**What you are asked to do:** The required output is a copy of each line in the material below that includes "icon".

**Excerpted data:**
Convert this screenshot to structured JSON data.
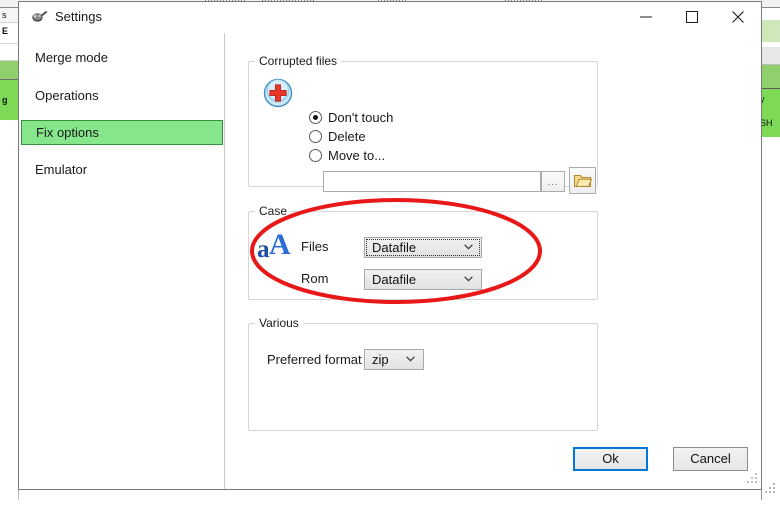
{
  "window": {
    "title": "Settings",
    "icon": "gamepad-icon",
    "controls": {
      "minimize": "minimize-icon",
      "maximize": "maximize-icon",
      "close": "close-icon"
    }
  },
  "sidebar": {
    "items": [
      {
        "label": "Merge mode",
        "selected": false
      },
      {
        "label": "Operations",
        "selected": false
      },
      {
        "label": "Fix options",
        "selected": true
      },
      {
        "label": "Emulator",
        "selected": false
      }
    ],
    "selected_color": "#86e68b",
    "selected_border": "#3a8f3e"
  },
  "groups": {
    "corrupted": {
      "legend": "Corrupted files",
      "icon": "red-cross-circle-icon",
      "radios": [
        {
          "label": "Don't touch",
          "checked": true
        },
        {
          "label": "Delete",
          "checked": false
        },
        {
          "label": "Move to...",
          "checked": false
        }
      ],
      "path_value": "",
      "path_placeholder": "",
      "browse_dots_label": "...",
      "folder_icon": "folder-icon"
    },
    "case": {
      "legend": "Case",
      "icon": "aA-letter-case-icon",
      "fields": [
        {
          "label": "Files",
          "value": "Datafile",
          "focused": true
        },
        {
          "label": "Rom",
          "value": "Datafile",
          "focused": false
        }
      ]
    },
    "various": {
      "legend": "Various",
      "format_label": "Preferred format",
      "format_value": "zip"
    }
  },
  "footer": {
    "ok_label": "Ok",
    "cancel_label": "Cancel",
    "ok_focus_color": "#0078d7"
  },
  "annotation": {
    "shape": "ellipse",
    "color": "#e81818",
    "stroke_width": 4
  },
  "background": {
    "left_fragments": [
      "s",
      "E",
      "g"
    ],
    "right_fragments": [
      "y",
      "SH"
    ],
    "highlight_color": "#7ed957"
  }
}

**Answer space:**
    "icon": "gamepad-icon",
      "minimize": "minimize-icon",
      "maximize": "maximize-icon",
      "close": "close-icon"
      "icon": "red-cross-circle-icon",
      "folder_icon": "folder-icon"
      "icon": "aA-letter-case-icon",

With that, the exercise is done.